Mentions: We can now explore what the net effect of buffering would be if AB were a TF eliciting a strongly nonlinear transcriptional output. The process of recognition of a promoter P with n binding sites for AB can be represented by the global reaction P + n(AB) = P(AB)n. If we assume that the saturation fraction of the promoters P(AB)n/PT is proportional to transcription, then the normalized transcriptional response TR can be approximated as the following Hill equation:3\documentclass[12pt]{minimal} \usepackage{amsmath} \usepackage{wasysym} \usepackage{amsfonts} \usepackage{amssymb} \usepackage{amsbsy} \usepackage{mathrsfs} \usepackage{upgreek} \setlength{\oddsidemargin}{-69pt} \begin{document}$$ TR=\frac{{\left[ AB\right]}^n}{K^n+{\left[ AB\right]}^n} $$\end{document}TR=ABnKn+ABnwhere K and n are constants (see further explanations on the assumptions in [27]). The exponent is related to the number of binding sites per promoter and they have been equated here for simplicity. The higher n is, the steeper will be the sigmoid. For steep sigmoidal responses, the extra 8–9 % provided by the buffering of an allele deletion can make the difference between an abnormal and a normal phenotype. Figure 4 shows how the effect of buffering of a deletion with respect to an unbuffered situation that elicits a TR = 0.5. In this case a residual amount of 57 % of AB translates into TR = 0.64 when n = 4 and 0.76 when n = 8. This buffering effect can in principle be enhanced by an extra layer of buffering provided by the fact that a TF can recognize, in addition to its binding sites in cis-regulatory regions, other more abundant sites throughout the accessible chromatin (not leading to transcription, i.e. nonfunctional binding) [28]. Indeed, models considering the existence of binding to such sites show that the concentration of functionally-bound TF (i.e. to cis-regulatory regions) changes by a factor <2X when the TF concentration is either halved or doubled [29].Fig. 4

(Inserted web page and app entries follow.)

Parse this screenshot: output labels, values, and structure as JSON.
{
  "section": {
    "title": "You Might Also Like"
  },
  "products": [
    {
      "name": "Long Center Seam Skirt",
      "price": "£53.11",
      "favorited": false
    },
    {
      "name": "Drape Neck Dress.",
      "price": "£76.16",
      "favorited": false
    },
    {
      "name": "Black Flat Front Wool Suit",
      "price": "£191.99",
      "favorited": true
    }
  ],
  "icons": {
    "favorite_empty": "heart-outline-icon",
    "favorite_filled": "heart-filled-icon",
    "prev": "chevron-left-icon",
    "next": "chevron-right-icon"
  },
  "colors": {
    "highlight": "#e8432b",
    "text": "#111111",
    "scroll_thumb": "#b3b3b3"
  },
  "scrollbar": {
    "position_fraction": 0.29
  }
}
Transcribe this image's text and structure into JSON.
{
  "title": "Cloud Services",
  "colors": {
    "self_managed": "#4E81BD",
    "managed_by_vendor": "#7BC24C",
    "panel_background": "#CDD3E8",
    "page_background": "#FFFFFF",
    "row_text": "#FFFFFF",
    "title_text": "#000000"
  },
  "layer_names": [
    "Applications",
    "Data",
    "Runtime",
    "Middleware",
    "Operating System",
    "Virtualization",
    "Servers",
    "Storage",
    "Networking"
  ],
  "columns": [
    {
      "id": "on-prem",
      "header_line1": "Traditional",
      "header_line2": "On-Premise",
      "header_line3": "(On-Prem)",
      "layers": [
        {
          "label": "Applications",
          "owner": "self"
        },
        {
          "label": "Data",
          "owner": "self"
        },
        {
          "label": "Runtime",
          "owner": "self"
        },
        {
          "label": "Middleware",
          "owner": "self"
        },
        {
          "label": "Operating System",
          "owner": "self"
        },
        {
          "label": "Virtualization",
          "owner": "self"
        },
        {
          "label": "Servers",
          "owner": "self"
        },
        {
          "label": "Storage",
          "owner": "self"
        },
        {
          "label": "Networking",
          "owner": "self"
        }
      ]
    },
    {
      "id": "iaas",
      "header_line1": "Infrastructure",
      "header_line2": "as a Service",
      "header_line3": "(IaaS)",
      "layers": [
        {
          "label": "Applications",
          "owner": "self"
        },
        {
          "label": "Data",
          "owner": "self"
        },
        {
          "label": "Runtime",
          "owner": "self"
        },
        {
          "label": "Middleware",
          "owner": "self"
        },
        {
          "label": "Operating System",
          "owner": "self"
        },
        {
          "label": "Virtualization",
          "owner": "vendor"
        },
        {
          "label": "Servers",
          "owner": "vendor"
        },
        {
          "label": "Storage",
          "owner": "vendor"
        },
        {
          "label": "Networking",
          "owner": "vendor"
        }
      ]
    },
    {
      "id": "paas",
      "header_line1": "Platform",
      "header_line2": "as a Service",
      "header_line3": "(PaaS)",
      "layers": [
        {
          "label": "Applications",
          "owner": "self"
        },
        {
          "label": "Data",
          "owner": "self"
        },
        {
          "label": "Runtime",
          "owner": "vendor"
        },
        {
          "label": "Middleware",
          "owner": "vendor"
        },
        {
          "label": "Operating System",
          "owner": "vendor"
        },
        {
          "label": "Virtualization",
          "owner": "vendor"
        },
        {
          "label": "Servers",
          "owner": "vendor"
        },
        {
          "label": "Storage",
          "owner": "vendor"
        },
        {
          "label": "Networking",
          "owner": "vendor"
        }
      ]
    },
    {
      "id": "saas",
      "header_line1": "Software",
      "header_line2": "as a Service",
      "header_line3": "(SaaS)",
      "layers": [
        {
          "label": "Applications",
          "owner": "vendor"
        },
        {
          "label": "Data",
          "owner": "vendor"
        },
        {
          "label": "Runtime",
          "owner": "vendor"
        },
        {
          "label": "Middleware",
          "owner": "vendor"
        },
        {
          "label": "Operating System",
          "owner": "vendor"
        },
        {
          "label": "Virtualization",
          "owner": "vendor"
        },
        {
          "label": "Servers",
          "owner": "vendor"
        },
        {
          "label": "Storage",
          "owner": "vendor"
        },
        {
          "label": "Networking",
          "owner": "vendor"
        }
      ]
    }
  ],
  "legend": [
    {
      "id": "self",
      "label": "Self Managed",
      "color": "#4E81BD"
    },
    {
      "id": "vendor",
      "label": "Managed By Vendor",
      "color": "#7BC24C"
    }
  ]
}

Bottom Line: The buffer effect also appears in higher-order structures provided that there are intermediate subcomplexes in the assembly process.We highlight the importance of protein degradation and/or conformational inactivation for buffering to appear.The models sketched here have experimental support but can be further tested with existing biological resources.

View Article: PubMed Central - PubMed

Affiliation: Institut Jacques Monod, 15 rue Hélène Brion, 75013, Paris, France. veitia.reiner@ijm.univ-paris-diderot.fr.

ABSTRACT

Background: Stoichiometric imbalances in macromolecular complexes can lead to altered function. Such imbalances stem from under- or over-expression of a subunit of a complex consequent to a deletion, duplication or regulatory mutation of an allele encoding the relevant protein. In some cases, the phenotypic perturbations induced by such alterations can be subtle or be lacking because nonlinearities in the process of protein complex assembly can provide some degree of buffering.

Results: We explore with biochemical models of increasing plausibility how buffering can be elicited. Specifically, we analyze the formation of a dimer AB and show that there are particular sets of parameters so that decreasing/increasing the input amount of either A or B translates into a non proportional (buffered) change of AB. The buffer effect also appears in higher-order structures provided that there are intermediate subcomplexes in the assembly process.

Conclusions: We highlight the importance of protein degradation and/or conformational inactivation for buffering to appear. The models sketched here have experimental support but can be further tested with existing biological resources.

No MeSH data available.


Related in: MedlinePlus